Website editor Naufal Khan has had enough of online homophobic abuse. He’s taking a woman to the Equality Court after she allegedly called him an anti-gay slur on social media.
Khan, who is the openly gay founder and editor of Indian Spice, says he was harassed by a Durban woman because of a story he published about a radio presenter who allegedly posted anti-Muslim comments on Facebook.
Pauline Rosanna Sangham, who hosted the Christian show Gospel Hour, was recently fired from Lotus FM, reportedly in part because of the Islamophobic statements.
This controversy saw a group of Christian supporters coming to her defence, and that included attacking Khan, who had strongly criticised Sangham.

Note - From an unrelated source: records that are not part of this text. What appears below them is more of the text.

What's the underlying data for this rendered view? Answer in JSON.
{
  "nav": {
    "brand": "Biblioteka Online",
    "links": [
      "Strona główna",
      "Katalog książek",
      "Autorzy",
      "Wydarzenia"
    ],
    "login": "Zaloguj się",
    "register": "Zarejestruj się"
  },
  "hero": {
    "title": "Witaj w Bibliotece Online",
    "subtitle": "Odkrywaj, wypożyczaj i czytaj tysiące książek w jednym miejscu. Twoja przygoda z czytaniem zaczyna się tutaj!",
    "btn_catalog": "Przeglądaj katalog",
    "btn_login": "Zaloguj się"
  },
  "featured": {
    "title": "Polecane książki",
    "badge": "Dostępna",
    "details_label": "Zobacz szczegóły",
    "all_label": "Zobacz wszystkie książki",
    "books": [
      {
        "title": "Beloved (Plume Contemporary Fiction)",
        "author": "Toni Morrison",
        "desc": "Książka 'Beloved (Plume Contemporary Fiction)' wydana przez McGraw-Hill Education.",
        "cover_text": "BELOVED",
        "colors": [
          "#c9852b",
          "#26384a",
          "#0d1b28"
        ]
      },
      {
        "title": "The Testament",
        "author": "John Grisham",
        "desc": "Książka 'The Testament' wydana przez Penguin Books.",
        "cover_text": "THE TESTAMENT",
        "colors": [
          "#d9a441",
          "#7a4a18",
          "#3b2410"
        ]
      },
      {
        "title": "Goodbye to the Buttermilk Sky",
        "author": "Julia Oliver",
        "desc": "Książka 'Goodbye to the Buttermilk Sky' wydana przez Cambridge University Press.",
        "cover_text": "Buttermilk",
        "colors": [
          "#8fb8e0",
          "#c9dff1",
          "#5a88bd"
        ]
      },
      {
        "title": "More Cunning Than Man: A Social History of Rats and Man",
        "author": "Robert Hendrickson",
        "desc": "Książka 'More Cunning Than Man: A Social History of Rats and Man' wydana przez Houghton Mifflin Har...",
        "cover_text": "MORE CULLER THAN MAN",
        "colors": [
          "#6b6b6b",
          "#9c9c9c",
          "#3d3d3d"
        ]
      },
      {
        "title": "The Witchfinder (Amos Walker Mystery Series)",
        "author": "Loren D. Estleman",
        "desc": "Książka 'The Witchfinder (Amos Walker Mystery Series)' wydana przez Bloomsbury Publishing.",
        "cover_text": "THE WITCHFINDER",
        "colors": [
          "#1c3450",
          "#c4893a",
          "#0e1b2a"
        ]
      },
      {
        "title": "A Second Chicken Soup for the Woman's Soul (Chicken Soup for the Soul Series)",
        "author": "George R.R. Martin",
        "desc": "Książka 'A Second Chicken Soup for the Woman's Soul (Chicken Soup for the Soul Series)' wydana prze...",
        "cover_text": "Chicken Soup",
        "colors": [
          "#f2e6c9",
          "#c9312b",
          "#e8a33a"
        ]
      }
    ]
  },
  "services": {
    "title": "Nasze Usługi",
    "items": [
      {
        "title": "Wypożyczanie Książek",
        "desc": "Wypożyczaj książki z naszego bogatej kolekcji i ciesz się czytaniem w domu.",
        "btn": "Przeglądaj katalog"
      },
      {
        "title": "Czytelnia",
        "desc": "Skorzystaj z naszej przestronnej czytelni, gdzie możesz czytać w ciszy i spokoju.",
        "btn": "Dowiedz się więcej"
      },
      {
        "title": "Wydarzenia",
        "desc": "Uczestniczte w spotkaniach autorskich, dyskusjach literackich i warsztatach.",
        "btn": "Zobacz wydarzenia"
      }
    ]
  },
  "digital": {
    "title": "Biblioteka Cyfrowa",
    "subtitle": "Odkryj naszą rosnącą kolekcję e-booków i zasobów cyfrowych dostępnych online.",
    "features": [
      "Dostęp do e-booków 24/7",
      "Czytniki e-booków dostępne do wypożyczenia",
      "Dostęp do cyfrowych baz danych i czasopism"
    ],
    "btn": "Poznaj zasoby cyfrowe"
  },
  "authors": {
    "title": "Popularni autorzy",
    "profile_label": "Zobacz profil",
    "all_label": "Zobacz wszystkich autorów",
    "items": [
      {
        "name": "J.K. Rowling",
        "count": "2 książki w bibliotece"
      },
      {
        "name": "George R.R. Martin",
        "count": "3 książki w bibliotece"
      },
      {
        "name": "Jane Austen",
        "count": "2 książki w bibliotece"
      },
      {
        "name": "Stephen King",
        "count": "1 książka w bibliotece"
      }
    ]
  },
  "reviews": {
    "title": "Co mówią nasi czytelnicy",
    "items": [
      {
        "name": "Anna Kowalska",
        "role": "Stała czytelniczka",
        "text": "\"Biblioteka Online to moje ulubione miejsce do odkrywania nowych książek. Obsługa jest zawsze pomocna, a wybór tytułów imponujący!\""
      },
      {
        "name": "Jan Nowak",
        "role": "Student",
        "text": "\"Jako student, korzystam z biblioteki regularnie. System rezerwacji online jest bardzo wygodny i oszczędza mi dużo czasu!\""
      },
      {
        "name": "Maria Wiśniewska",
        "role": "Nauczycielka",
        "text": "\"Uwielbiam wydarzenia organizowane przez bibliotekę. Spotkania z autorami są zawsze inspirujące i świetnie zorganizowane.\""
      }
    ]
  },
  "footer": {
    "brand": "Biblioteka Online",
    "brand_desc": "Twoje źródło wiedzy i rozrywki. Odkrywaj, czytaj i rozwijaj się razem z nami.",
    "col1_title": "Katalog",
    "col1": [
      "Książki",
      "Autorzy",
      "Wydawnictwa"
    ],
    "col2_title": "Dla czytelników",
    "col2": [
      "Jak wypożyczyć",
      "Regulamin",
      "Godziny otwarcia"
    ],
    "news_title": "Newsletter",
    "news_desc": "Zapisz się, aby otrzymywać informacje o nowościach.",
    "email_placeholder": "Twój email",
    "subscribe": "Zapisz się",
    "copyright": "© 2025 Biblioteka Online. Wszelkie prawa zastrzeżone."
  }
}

In a series of heated exchanges, one of the individuals, Devi Munisami, allegedly made a number of derogatory references to Khan’s sexuality.
“Naufal Khan, he needs a couple of women to drag him out of his comfort zone…” she is reported to have said, adding, “I must give him my grandmother’s panties so he can act like one.”
When Khan called her out on her homophobia, Munisami allegedly responded by describing him as: “A f****t with a mouth.”
Munisami appears to have previously published homophobic comments online, including, for example, stating that “gay marriages have more rights than a baby’s right to life”.
Khan has refused to let the matter go and has approached OUT’s Love Not Hate Campaign and the Center for Human Rights at the University of Pretoria. They have agreed to assist him in taking Munisami to the Equality Court over her comments.
“Taking onto context that Cabinet passed the Hate Crimes Bill last month, this is perfect timing,” says Khan. “Vicky Momberg went to jail for what she said and it’s time that Devi learned a lesson.”
He believes that comments like the ones allegedly made by Munisami can fuel more hatred against the LGBT community and could lead to “someone actually harming an LGBT person”.
Khan says that, “We see cases where it starts with an insult and sometimes leads to violence,” and insists that it is important to take a stand against occurrences of hate speech.
“If not, we’re just sitting back and letting everybody perpetuate the hate,” he adds.
If you have been a victim of online LGBT hate speech you can report it to the Love Not Hate campaign or report the incident anonymously via South Africa’s first LGBT hate crime reporting site.
You can also lodge a complaint with the SA Human Rights Commission or take the matter to the Equality Court.
UPDATE 16/04/2018: Devi Munisami has messaged Mambaonline with a response to Khan’s claims. She wrote: “As God is my witness I NEVER knew F****t was derogatory, just thought it’s another word for gay, because I will never discriminate another human being.” Munisami also alleges that Khan used derogatory words against her, which she described as “hate speech against women”. She said she’d had discussions with POWA (People Opposing Women Abuse) in this regard. Munisami added: “I am totally against any form of abuse against women and children or humanity.”